uhf dio architecture
Figure 1. DIO input/output architecture

Readout Result communication via DIO

The table below shows the mapping between DIO pins and input/output signals available when using the DIO connector to output qubit state measurement results. The direction is as seen from the SHFQA instrument. In order to use these signals, the Digital I/O Mode and Drive setting have to be chosen accordingly.

Table 1. DIO SHFQA signal assignment
DIOLink signal DIO pin Direction Description

VALID

DIO[0]

OUT

valid bit

CW

DIO[4:1]

OUT

one-hot encoding of Readout Channel

CW

DIO[8:23]

OUT

quantized results for a maximum of 16 State Discriminations

reserved

DIO[24:31]

IN

incoming communication

Figure 2 belows shows an example of multiple channel readout transmissions through DIO. Every readout is sent in a single message. A one-hot encoding of the readout channel is sent along with the readout on dedicated bits. The valid bit is set for every valid DIO transaction.

shf dio
Figure 2. DIO Result communication

ZSync Interface

The ZSync link of the Zurich Instruments' Quantum Computing Control System (QCCS) enables instrument synchronization and communication on the system level. With the PQSC Programmable Quantum System Controller as the central controller, the different instruments for qubit control and readout interface in a scalable architecture.

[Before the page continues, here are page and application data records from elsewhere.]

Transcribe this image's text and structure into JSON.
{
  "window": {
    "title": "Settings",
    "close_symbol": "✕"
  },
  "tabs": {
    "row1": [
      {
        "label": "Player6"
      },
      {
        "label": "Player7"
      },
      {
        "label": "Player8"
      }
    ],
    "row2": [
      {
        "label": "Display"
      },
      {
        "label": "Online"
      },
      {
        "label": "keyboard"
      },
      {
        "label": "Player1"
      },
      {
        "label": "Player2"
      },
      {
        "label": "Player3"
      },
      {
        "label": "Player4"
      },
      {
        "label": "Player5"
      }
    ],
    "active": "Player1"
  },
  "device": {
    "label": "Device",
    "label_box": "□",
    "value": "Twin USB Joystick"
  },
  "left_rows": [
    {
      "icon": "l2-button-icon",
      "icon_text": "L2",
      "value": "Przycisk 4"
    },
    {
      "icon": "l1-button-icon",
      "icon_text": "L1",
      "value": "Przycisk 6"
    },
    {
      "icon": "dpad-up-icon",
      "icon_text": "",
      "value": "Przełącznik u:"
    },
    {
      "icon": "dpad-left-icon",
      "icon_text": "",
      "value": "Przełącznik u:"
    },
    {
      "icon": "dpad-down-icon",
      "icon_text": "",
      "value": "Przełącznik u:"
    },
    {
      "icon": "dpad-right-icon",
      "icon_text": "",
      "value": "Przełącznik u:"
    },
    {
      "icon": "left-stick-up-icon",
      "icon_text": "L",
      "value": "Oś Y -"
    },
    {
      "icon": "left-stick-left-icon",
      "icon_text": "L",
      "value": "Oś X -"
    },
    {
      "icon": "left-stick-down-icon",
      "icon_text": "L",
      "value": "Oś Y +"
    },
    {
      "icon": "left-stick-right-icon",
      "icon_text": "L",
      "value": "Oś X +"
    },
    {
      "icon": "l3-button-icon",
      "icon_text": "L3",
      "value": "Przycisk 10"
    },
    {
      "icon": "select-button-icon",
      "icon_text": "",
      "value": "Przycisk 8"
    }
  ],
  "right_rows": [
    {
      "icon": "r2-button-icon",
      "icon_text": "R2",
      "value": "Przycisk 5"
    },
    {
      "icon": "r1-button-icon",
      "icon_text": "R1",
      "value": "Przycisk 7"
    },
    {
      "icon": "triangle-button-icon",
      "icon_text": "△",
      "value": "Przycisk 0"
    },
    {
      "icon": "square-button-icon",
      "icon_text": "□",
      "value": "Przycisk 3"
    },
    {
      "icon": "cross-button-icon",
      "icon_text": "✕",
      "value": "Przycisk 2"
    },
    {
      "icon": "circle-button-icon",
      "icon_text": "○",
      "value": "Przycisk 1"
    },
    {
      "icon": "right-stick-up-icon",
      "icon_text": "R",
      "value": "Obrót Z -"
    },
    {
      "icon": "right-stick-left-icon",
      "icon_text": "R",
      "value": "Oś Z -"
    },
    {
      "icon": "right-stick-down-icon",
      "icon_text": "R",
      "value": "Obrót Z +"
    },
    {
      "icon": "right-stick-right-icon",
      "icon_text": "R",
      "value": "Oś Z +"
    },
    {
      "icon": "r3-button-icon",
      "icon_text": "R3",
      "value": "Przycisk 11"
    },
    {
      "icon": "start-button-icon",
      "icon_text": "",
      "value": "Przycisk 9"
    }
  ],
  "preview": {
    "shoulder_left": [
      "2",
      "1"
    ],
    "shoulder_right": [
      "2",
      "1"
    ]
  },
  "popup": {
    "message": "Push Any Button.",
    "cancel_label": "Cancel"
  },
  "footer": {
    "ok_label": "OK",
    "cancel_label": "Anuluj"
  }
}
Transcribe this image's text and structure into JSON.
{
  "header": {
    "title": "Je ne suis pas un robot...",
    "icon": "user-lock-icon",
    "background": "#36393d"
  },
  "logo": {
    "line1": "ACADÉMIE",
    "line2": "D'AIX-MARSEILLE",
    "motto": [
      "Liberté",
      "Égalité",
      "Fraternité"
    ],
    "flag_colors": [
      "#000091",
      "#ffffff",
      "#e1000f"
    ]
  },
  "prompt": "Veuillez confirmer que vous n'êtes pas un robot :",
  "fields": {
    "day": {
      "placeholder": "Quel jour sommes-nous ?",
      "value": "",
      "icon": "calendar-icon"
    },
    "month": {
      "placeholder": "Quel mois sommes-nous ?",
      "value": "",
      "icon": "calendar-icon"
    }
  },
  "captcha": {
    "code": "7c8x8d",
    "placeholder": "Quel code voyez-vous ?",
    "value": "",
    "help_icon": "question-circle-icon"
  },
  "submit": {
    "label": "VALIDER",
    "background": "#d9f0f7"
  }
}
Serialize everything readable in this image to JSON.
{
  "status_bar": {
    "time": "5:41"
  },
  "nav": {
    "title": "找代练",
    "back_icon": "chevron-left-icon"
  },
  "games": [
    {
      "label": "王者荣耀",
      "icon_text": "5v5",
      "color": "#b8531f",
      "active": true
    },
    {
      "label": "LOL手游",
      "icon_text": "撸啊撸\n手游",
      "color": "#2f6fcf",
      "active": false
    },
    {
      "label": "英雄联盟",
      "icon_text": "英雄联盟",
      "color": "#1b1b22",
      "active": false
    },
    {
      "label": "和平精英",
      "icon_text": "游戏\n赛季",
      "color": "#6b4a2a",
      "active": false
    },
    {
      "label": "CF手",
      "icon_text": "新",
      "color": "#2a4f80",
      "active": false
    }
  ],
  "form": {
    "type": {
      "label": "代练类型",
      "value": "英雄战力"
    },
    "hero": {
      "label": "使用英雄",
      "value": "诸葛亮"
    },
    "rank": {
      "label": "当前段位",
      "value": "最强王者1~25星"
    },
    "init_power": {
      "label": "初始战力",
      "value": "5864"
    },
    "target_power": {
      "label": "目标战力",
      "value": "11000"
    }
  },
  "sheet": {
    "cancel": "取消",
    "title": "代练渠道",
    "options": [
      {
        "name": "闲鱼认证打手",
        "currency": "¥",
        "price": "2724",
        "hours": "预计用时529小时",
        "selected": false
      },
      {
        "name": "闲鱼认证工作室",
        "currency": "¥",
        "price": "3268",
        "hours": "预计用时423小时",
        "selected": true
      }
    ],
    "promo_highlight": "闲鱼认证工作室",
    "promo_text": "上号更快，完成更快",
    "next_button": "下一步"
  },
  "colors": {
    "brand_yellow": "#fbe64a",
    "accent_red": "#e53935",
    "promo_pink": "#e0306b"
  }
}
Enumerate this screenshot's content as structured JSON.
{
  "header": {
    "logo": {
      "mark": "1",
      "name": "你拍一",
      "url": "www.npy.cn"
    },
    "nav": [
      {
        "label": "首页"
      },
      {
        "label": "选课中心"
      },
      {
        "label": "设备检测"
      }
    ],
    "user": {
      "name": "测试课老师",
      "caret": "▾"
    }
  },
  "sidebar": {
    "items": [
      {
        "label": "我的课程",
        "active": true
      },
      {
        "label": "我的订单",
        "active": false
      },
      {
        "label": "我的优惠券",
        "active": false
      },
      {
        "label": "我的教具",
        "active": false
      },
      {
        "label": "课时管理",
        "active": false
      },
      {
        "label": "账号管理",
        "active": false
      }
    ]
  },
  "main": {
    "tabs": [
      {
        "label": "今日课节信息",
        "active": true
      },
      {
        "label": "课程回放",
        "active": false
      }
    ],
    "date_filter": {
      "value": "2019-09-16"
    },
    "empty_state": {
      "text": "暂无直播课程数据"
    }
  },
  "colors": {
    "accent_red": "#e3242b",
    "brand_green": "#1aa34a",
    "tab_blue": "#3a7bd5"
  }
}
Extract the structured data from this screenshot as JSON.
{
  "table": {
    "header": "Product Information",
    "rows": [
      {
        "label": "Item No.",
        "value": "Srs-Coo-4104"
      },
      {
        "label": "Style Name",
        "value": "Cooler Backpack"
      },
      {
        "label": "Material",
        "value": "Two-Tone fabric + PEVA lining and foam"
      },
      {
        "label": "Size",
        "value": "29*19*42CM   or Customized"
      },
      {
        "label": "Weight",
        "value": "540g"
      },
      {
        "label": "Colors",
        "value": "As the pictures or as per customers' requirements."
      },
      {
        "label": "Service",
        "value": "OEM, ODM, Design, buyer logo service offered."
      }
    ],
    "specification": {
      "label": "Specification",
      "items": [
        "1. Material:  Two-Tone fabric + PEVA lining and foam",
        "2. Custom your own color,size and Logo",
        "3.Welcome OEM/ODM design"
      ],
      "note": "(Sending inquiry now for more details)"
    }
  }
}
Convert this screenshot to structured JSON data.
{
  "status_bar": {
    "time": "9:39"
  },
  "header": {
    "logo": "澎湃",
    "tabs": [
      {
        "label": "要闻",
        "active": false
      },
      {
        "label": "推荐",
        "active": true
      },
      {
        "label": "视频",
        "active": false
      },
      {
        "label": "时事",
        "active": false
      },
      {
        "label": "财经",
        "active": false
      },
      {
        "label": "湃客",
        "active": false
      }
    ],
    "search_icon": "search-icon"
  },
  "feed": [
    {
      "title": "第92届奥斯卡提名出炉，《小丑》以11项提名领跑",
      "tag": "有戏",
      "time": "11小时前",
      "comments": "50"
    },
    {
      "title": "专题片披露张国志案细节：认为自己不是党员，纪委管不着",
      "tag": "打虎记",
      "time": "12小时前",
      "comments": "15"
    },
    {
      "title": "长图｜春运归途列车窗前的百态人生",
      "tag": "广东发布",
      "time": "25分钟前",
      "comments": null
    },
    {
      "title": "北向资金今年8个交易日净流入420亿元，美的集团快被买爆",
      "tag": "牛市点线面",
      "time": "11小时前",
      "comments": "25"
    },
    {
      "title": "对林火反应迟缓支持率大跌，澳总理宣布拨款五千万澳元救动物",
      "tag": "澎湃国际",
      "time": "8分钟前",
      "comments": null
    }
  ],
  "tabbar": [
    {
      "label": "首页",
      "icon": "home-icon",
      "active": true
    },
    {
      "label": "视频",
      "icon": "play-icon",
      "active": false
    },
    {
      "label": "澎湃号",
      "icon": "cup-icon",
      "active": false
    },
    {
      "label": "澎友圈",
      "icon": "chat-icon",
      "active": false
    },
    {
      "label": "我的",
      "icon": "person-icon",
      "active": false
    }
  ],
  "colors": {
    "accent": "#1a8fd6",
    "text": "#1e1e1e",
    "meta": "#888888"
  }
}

In particular, the ZSync links distribute the system clock to all instruments and synchronize all instruments to sub-nanosecond levels. Besides status monitoring to ensure quality and reliability of qubit tune-up routines, it provides a bidirectional data interface to send readout results to, or obtain sequence instructions from the PQSC.

The ZSync links adhere to strict real-time behavior: all data transfers are predictable to single-clock-cycle precision. In the SHFQA, the link is optimized for maximum data transfer to the central controller. For example, twice the bandwidth is reserved for results being transfered to the PQSC with respect to the allocated bandwith for instructions that are received from the PQSC. This enables global feedback and error correction through centralized syndrome decoding and synchronized actions on the global QCCS system level.

Feedback through the PQSC

More information on the ZSync, and how to properly link the SHFQA with the QCCS can be found in the user manual of the PQSC Programmable Quantum System Controller.

Using the startQA- command, the SHFQA generates a readout result and forwards it to the PQSC over the ZSync. Depending on the address provided, the PQSC stores it in the register bank - the center of the feedback in the QCCS system. After processing, the PQSC then forwards the results to other devices in the QCCS, such as the SHFSG.

The register bank requires a readout to have an address and a mask along with the readout data. Each component is sent in a separate ZSync message. The address is sent first, followed by the mask, and then the data, see Figure 3. To reduce latency, the address and the mask are sent during the readout, and the data is then sent as soon as the discriminated qubit results are ready.

readout single
Figure 3. Readout Result communication via ZSync

For the SHFQA with multiple channels, the forwarding of the readout results is interleaved to reduce latency. For example, if all four readout channels perform a readout at the same time, the SHFQA transmits the results of two channels on a single lane of a dual-lane ZSync. On each lane, the SHFQA first sends the header and mask of the two readout channels during the readout. The data is then sent as soon as it is available.

readout shf